• _Activity_
Each line of the data must reappear exactly in your answer, with no images included.
──────── Records for this task ────────
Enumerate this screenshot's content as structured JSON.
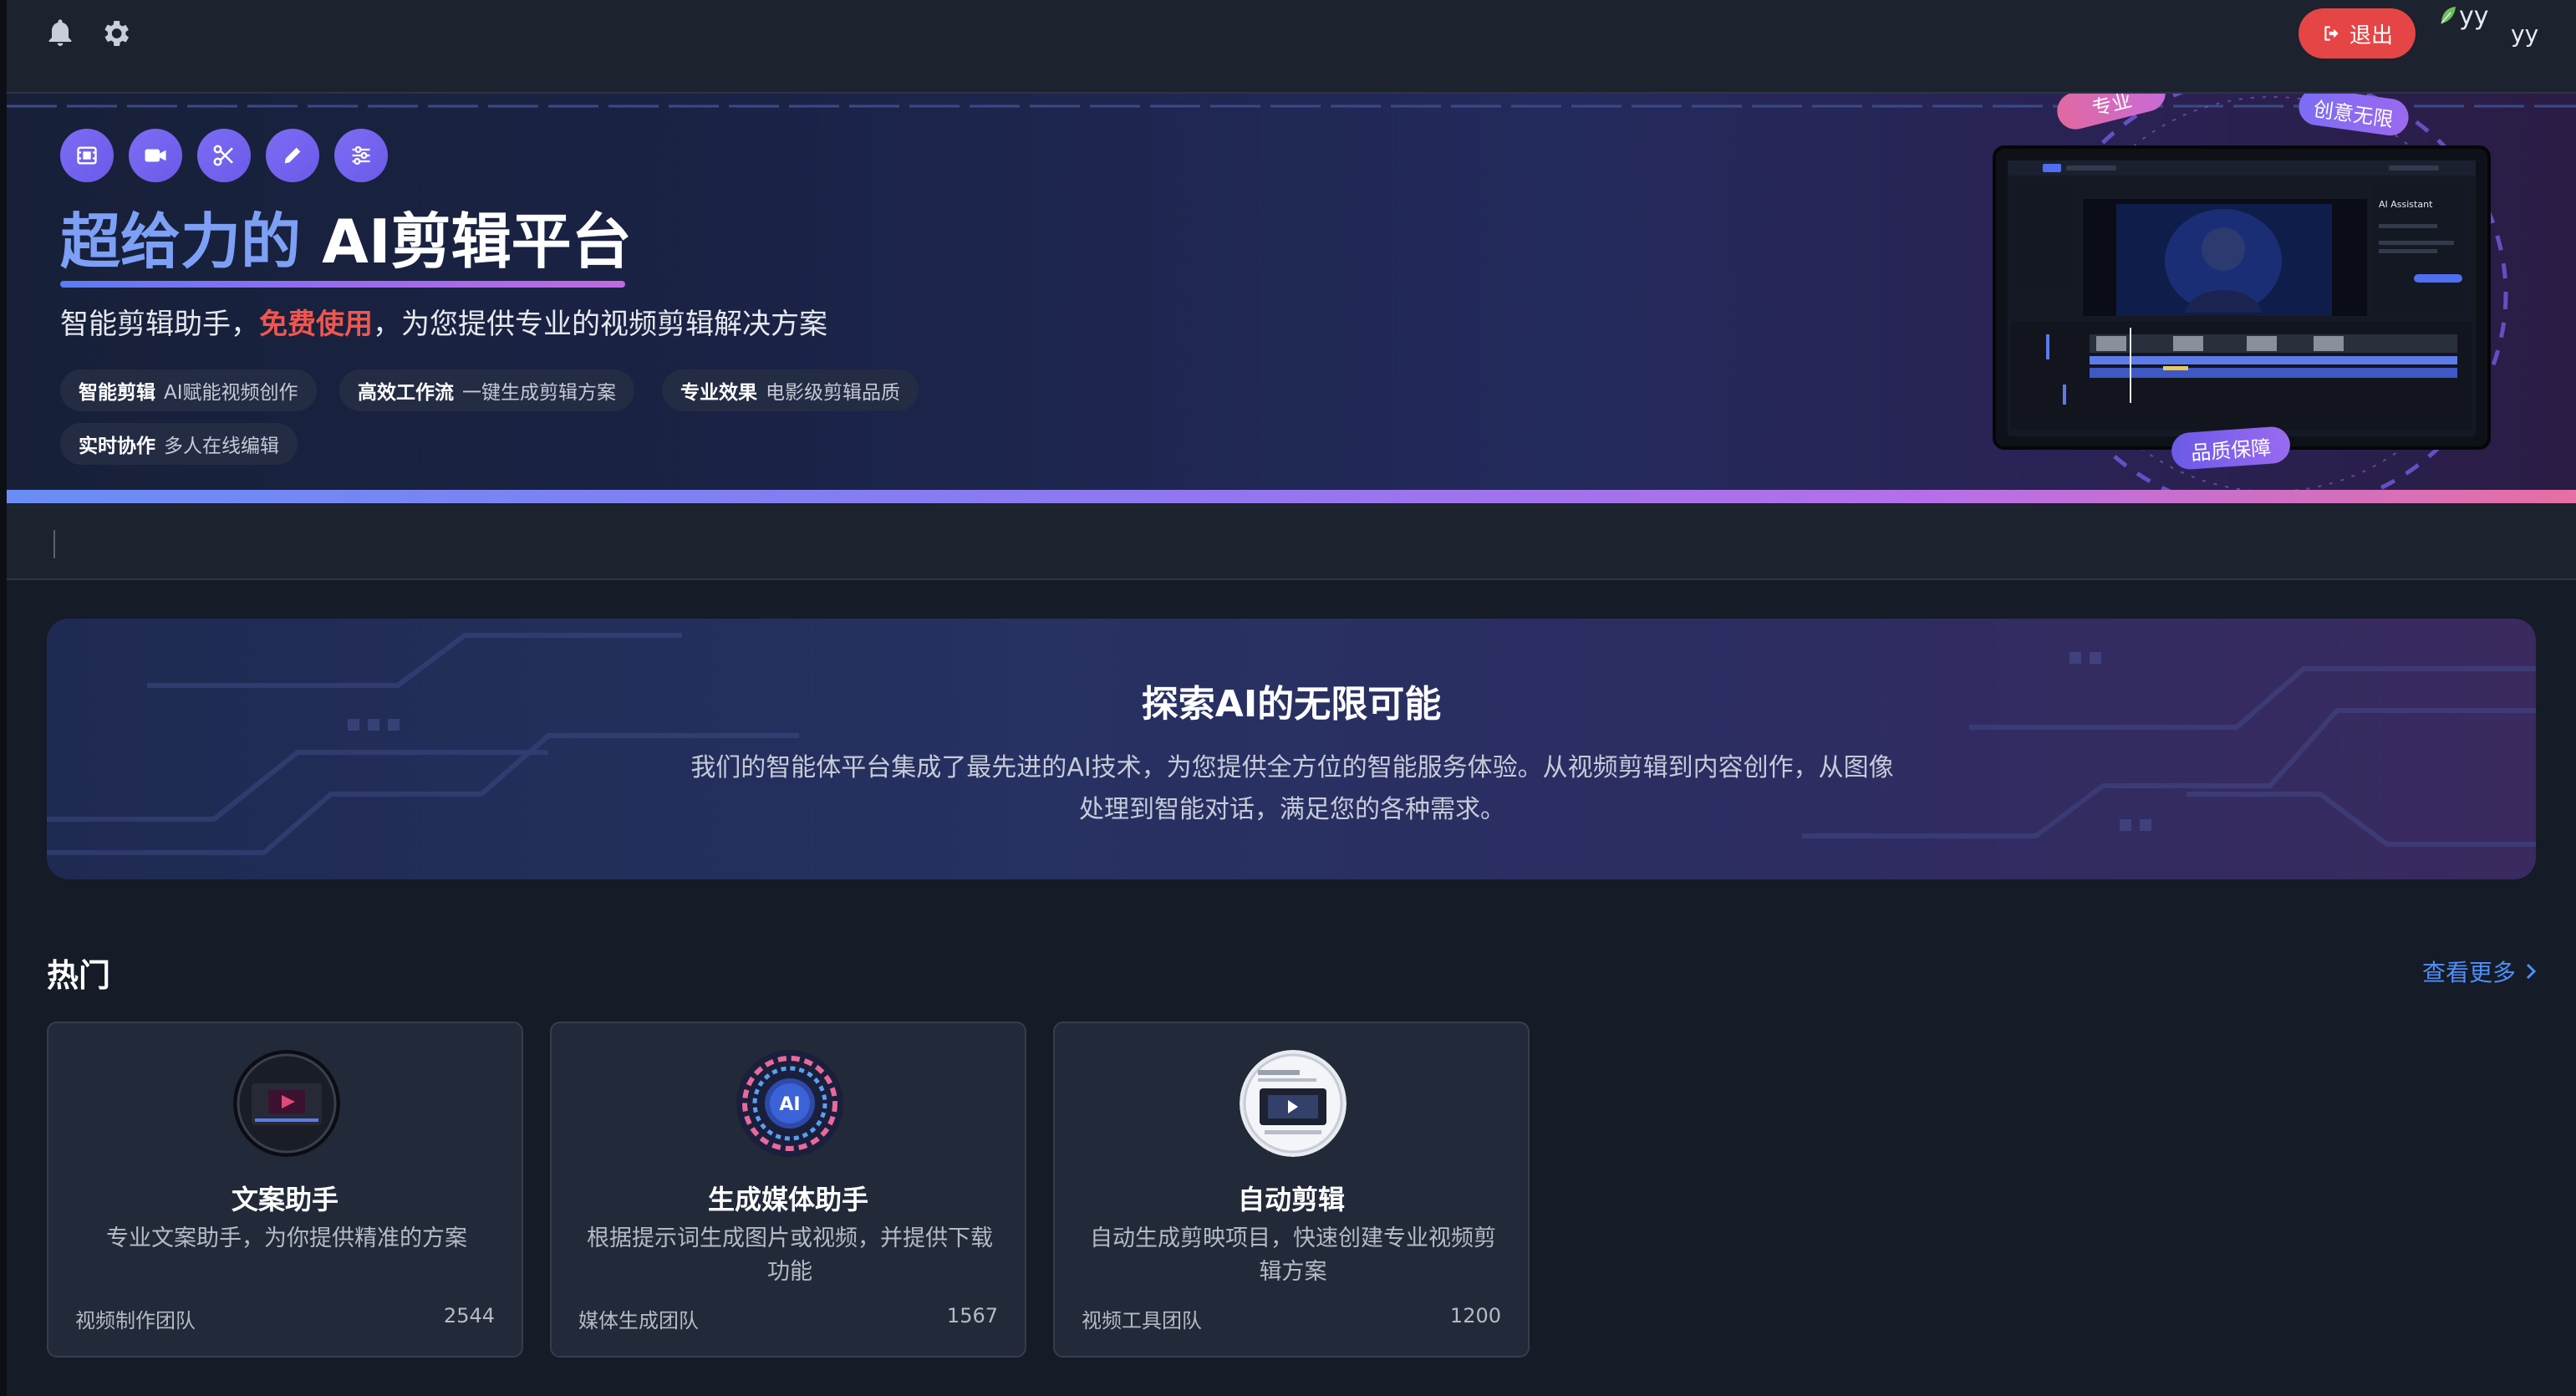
{
  "header": {
    "logout_label": "退出",
    "avatar_alt": "yy",
    "username": "yy",
    "notification_icon": "bell-icon",
    "settings_icon": "gear-icon"
  },
  "hero": {
    "tool_icons": [
      "film-icon",
      "video-camera-icon",
      "scissors-icon",
      "pencil-icon",
      "sliders-icon"
    ],
    "title_highlight": "超给力的",
    "title_rest": "AI剪辑平台",
    "subtitle_before": "智能剪辑助手，",
    "subtitle_highlight": "免费使用",
    "subtitle_after": "，为您提供专业的视频剪辑解决方案",
    "features": [
      {
        "name": "智能剪辑",
        "desc": "AI赋能视频创作"
      },
      {
        "name": "高效工作流",
        "desc": "一键生成剪辑方案"
      },
      {
        "name": "专业效果",
        "desc": "电影级剪辑品质"
      },
      {
        "name": "实时协作",
        "desc": "多人在线编辑"
      }
    ],
    "badges": {
      "top_left": "专业",
      "top_right": "创意无限",
      "bottom": "品质保障"
    },
    "preview_panel_title": "AI Assistant"
  },
  "explore": {
    "title": "探索AI的无限可能",
    "description": "我们的智能体平台集成了最先进的AI技术，为您提供全方位的智能服务体验。从视频剪辑到内容创作，从图像处理到智能对话，满足您的各种需求。"
  },
  "hot": {
    "title": "热门",
    "more_label": "查看更多",
    "cards": [
      {
        "title": "文案助手",
        "desc": "专业文案助手，为你提供精准的方案",
        "team": "视频制作团队",
        "count": "2544"
      },
      {
        "title": "生成媒体助手",
        "desc": "根据提示词生成图片或视频，并提供下载功能",
        "team": "媒体生成团队",
        "count": "1567"
      },
      {
        "title": "自动剪辑",
        "desc": "自动生成剪映项目，快速创建专业视频剪辑方案",
        "team": "视频工具团队",
        "count": "1200"
      }
    ]
  },
  "colors": {
    "accent": "#7d6cf4",
    "danger": "#e54545",
    "link": "#4f8ef7",
    "background": "#151b27"
  }
}
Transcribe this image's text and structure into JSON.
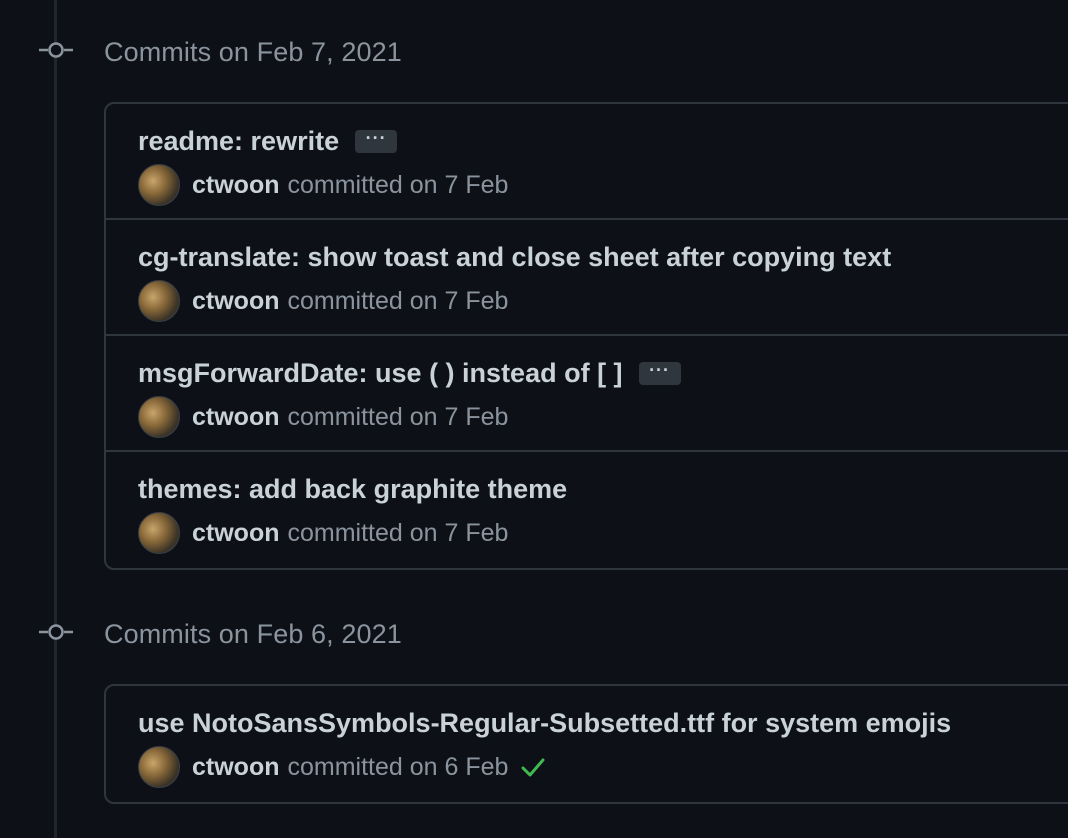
{
  "groups": [
    {
      "title": "Commits on Feb 7, 2021",
      "commits": [
        {
          "title": "readme: rewrite",
          "has_ellipsis": true,
          "ellipsis": "···",
          "author": "ctwoon",
          "committed": "committed on 7 Feb",
          "verified": false
        },
        {
          "title": "cg-translate: show toast and close sheet after copying text",
          "has_ellipsis": false,
          "author": "ctwoon",
          "committed": "committed on 7 Feb",
          "verified": false
        },
        {
          "title": "msgForwardDate: use ( ) instead of [ ]",
          "has_ellipsis": true,
          "ellipsis": "···",
          "author": "ctwoon",
          "committed": "committed on 7 Feb",
          "verified": false
        },
        {
          "title": "themes: add back graphite theme",
          "has_ellipsis": false,
          "author": "ctwoon",
          "committed": "committed on 7 Feb",
          "verified": false
        }
      ]
    },
    {
      "title": "Commits on Feb 6, 2021",
      "commits": [
        {
          "title": "use NotoSansSymbols-Regular-Subsetted.ttf for system emojis",
          "has_ellipsis": false,
          "author": "ctwoon",
          "committed": "committed on 6 Feb",
          "verified": true
        }
      ]
    }
  ],
  "colors": {
    "background": "#0d1117",
    "border": "#30363d",
    "text_primary": "#c9d1d9",
    "text_muted": "#8b949e",
    "success": "#3fb950"
  }
}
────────
• _Response box_
Enumerate this screenshot's content as structured JSON.
{
  "header": {
    "logout_label": "退出",
    "avatar_alt": "yy",
    "username": "yy",
    "notification_icon": "bell-icon",
    "settings_icon": "gear-icon"
  },
  "hero": {
    "tool_icons": [
      "film-icon",
      "video-camera-icon",
      "scissors-icon",
      "pencil-icon",
      "sliders-icon"
    ],
    "title_highlight": "超给力的",
    "title_rest": "AI剪辑平台",
    "subtitle_before": "智能剪辑助手，",
    "subtitle_highlight": "免费使用",
    "subtitle_after": "，为您提供专业的视频剪辑解决方案",
    "features": [
      {
        "name": "智能剪辑",
        "desc": "AI赋能视频创作"
      },
      {
        "name": "高效工作流",
        "desc": "一键生成剪辑方案"
      },
      {
        "name": "专业效果",
        "desc": "电影级剪辑品质"
      },
      {
        "name": "实时协作",
        "desc": "多人在线编辑"
      }
    ],
    "badges": {
      "top_left": "专业",
      "top_right": "创意无限",
      "bottom": "品质保障"
    },
    "preview_panel_title": "AI Assistant"
  },
  "explore": {
    "title": "探索AI的无限可能",
    "description": "我们的智能体平台集成了最先进的AI技术，为您提供全方位的智能服务体验。从视频剪辑到内容创作，从图像处理到智能对话，满足您的各种需求。"
  },
  "hot": {
    "title": "热门",
    "more_label": "查看更多",
    "cards": [
      {
        "title": "文案助手",
        "desc": "专业文案助手，为你提供精准的方案",
        "team": "视频制作团队",
        "count": "2544"
      },
      {
        "title": "生成媒体助手",
        "desc": "根据提示词生成图片或视频，并提供下载功能",
        "team": "媒体生成团队",
        "count": "1567"
      },
      {
        "title": "自动剪辑",
        "desc": "自动生成剪映项目，快速创建专业视频剪辑方案",
        "team": "视频工具团队",
        "count": "1200"
      }
    ]
  },
  "colors": {
    "accent": "#7d6cf4",
    "danger": "#e54545",
    "link": "#4f8ef7",
    "background": "#151b27"
  }
}
Transcribe this image's text and structure into JSON.
{
  "groups": [
    {
      "title": "Commits on Feb 7, 2021",
      "commits": [
        {
          "title": "readme: rewrite",
          "has_ellipsis": true,
          "ellipsis": "···",
          "author": "ctwoon",
          "committed": "committed on 7 Feb",
          "verified": false
        },
        {
          "title": "cg-translate: show toast and close sheet after copying text",
          "has_ellipsis": false,
          "author": "ctwoon",
          "committed": "committed on 7 Feb",
          "verified": false
        },
        {
          "title": "msgForwardDate: use ( ) instead of [ ]",
          "has_ellipsis": true,
          "ellipsis": "···",
          "author": "ctwoon",
          "committed": "committed on 7 Feb",
          "verified": false
        },
        {
          "title": "themes: add back graphite theme",
          "has_ellipsis": false,
          "author": "ctwoon",
          "committed": "committed on 7 Feb",
          "verified": false
        }
      ]
    },
    {
      "title": "Commits on Feb 6, 2021",
      "commits": [
        {
          "title": "use NotoSansSymbols-Regular-Subsetted.ttf for system emojis",
          "has_ellipsis": false,
          "author": "ctwoon",
          "committed": "committed on 6 Feb",
          "verified": true
        }
      ]
    }
  ],
  "colors": {
    "background": "#0d1117",
    "border": "#30363d",
    "text_primary": "#c9d1d9",
    "text_muted": "#8b949e",
    "success": "#3fb950"
  }
}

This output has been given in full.